Using Jupyter notebooks as the medium, this series provides an introduction to:

• Computer Science
• Python programming language
• Numerical computing
• Numbers theory
• Prime numbers
• Data visualization
• Deep learning

## Part 1 : Introduction

Start learning here.

What you will learn:

• print() is the command to print something on the screen
• Math operations are very easy to perform in Python
• Python deals with numbers based on data types
• In Python there are two numerical data types; int and float
• Functions are powerful tools to easily perform various operations
• Functions may accept arguments (parameters) as input
• Functions are computer processes, and arguments are what is being processed
• It's very easy to create your own functions

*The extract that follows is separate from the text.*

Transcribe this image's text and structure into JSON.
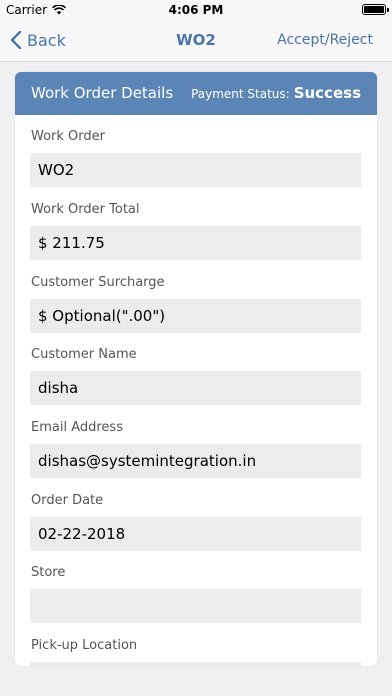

## Part 2 : Prime Numbers

Continue learning here

What you will learn:

• Prime numbers relate with divisibility
• Divisibility means that when one number is divided by other, the product is not a whole number
• A prime number is any number that is divisible only by itself and 1
• Binary means 0 and 1
• Boolean logic is the binary language of computers
• Python gives us an easy to use way to instruct computers
• Boolean logic statements involve 'is', 'is not', 'and' and 'or' statements
• Boolean statements can be joined together
• Boolean statements always return either True or False as output
• It's easy to perform computing operations with small numbers
• The biggest prime number is a really big number
• Very big numbers require vast networks of computers joined together

## Part 3 : Algorithms

Continue learning here.

What you will learn:

• Algorithms are like insides of factories
• Algorithms take inputs and give outputs
• Conditional statements are a tool for putting boolean logic in to action
• The three conditional statements in Python are 'if', 'else' and 'elif'
• Even just 'if' alone can be used to create a conditional statement
• With small changes to our code, we can make big improvements in capability
• It's very convinient to store values in to memory
• Computer memory is nothing like human memory, and also not like a safe deposit box
• Any value can be stored in to memory
• Numbers can be automatically generated with range() function